Dig this bit from Mark Harris' short essay, “Recalling the Joy of Watching Baseball on the Radio,” which is featured in the collection Diamond: The Baseball Writings of Mark Harris. Most famous for his Henry Wiggens trilogy, Harris doesn’t argue that radio is superior to television, just that they each offer distinct pleasures:

Radio left things to the brain, to the imagination, and to fantasy. On radio we saw the whole baseball field because we saw it in our minds through wide-agnled fantasy. We knew no limits upon our vision. We were our own camera. Pictures arose in our imaginations from the merest hints of things. Our minds were tubes that seldom blew.

This is not to say that radio was better than television, or that one age of mankind was better than another. But that radio was significantly different from televsion, and not always less efficient, cannot be denied. Radio was awe. The awe produced by remoteness…Television reduces awe.

The last bit reminded me of Nicholas Dawidoff’s memoir, The Crowd Sounds Happy. In it, Dawidoff describes following the Red Sox of his childhood on the radio. In 2008, Dawidoff had a compelling piece in the Times:

Recently I turned 45, which I think of as a mortal age for a baseball fan; by now, with the rarest exceptions, you are older than every major leaguer. What I notice at midlife is that the passion doesn’t abate; it simply changes. Thinking of the Red Sox as heroes was an innocent fantasy and, for that reason, a seductive one, but adulthood meant finally coming to terms with ballplayers as real people. That wasn’t so difficult in our time of heightened public scrutiny. We wanted to know them, and now we know them too well. Much of it is the money, the millions they earn while most of us are struggling with the rent. Our pastime is a big, mercenary business, and we’ve learned that players will deform themselves with steroids, cheating mortality and their opponents in an effort to stay forever young and powerful. Those of us who are offended by steroids may feel that what’s most unpleasant is that we can’t look at a juiced physique and still think, That could be me.
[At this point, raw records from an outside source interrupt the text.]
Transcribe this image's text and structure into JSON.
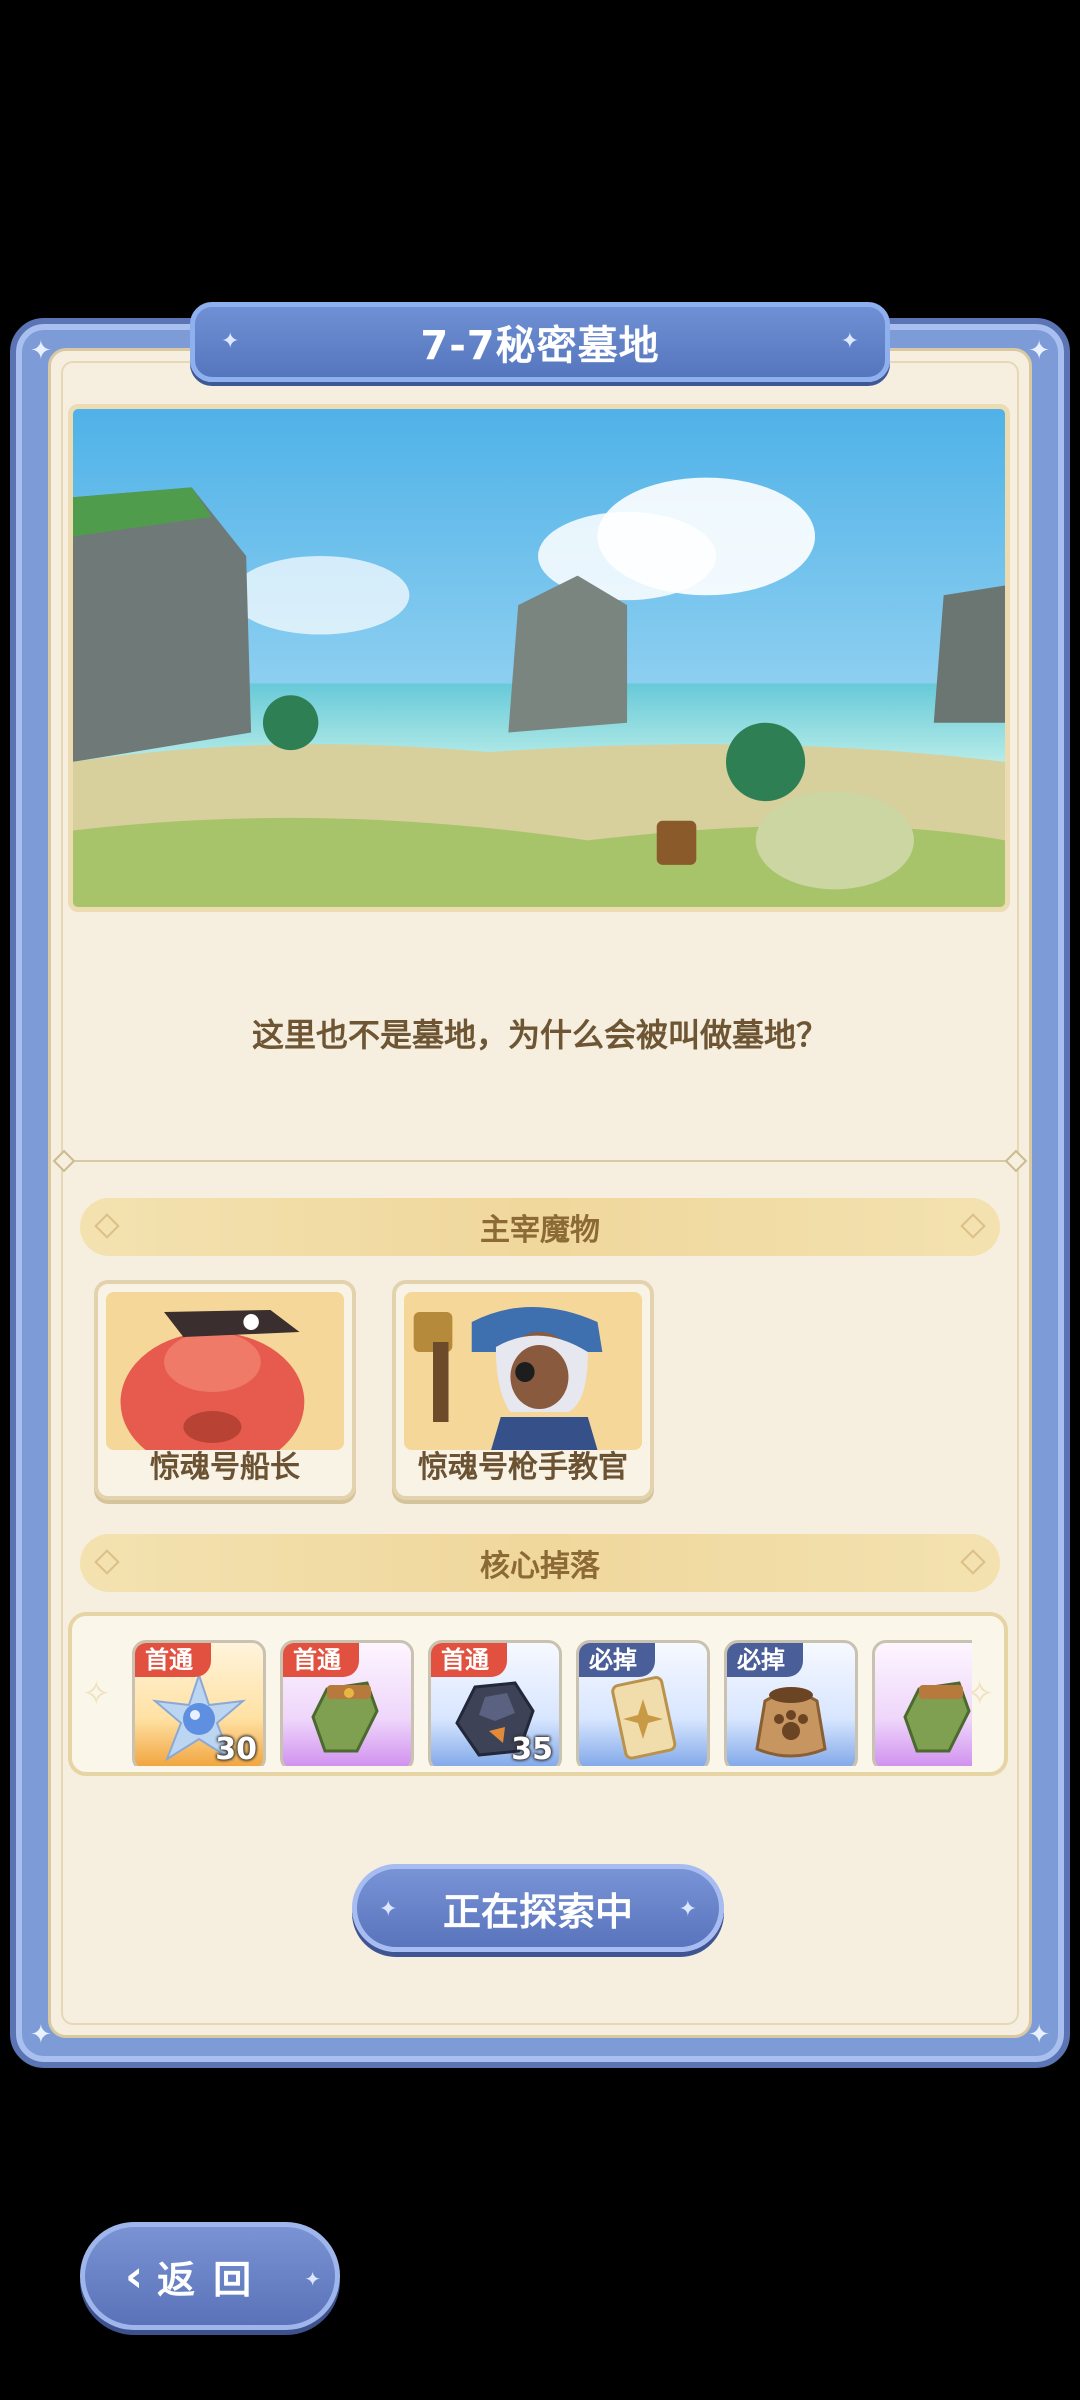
{
  "level": {
    "title": "7-7秘密墓地"
  },
  "description": "这里也不是墓地，为什么会被叫做墓地？",
  "monsters_section": {
    "header": "主宰魔物",
    "items": [
      {
        "name": "惊魂号船长"
      },
      {
        "name": "惊魂号枪手教官"
      }
    ]
  },
  "drops_section": {
    "header": "核心掉落",
    "items": [
      {
        "tag": "首通",
        "qty": "30",
        "icon": "crystal-star-icon",
        "rarity": "orange"
      },
      {
        "tag": "首通",
        "qty": "",
        "icon": "gauntlet-icon",
        "rarity": "purple"
      },
      {
        "tag": "首通",
        "qty": "35",
        "icon": "ore-icon",
        "rarity": "blue"
      },
      {
        "tag": "必掉",
        "qty": "",
        "icon": "card-icon",
        "rarity": "blue"
      },
      {
        "tag": "必掉",
        "qty": "",
        "icon": "pet-food-bag-icon",
        "rarity": "blue"
      },
      {
        "tag": "",
        "qty": "",
        "icon": "gauntlet-icon",
        "rarity": "purple"
      }
    ]
  },
  "actions": {
    "explore_label": "正在探索中",
    "back_label": "返回"
  },
  "colors": {
    "panel_blue": "#7d9bd6",
    "panel_cream": "#f6efdf",
    "tag_red": "#e2503f",
    "tag_navy": "#4a5e99"
  }
}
Athletes are often amazingly unformed as people, and much as I retain the naïve, nostalgic longing for them to be good in all ways, when they aren’t it helps to exercise a little circumspection. I can do that, because the older I get, the more I see that the fun of it is not the results but the process. What’s magical now about baseball is the continuity of having these splendid performers there for me month after month, year after year. I didn’t savor the Red Sox’ long-awaited World Series victory as much as I enjoyed the growing possibility that they could win. These days, I try not to know too much about the players. I want to care — and by being more distanced, I find I still feel close to them.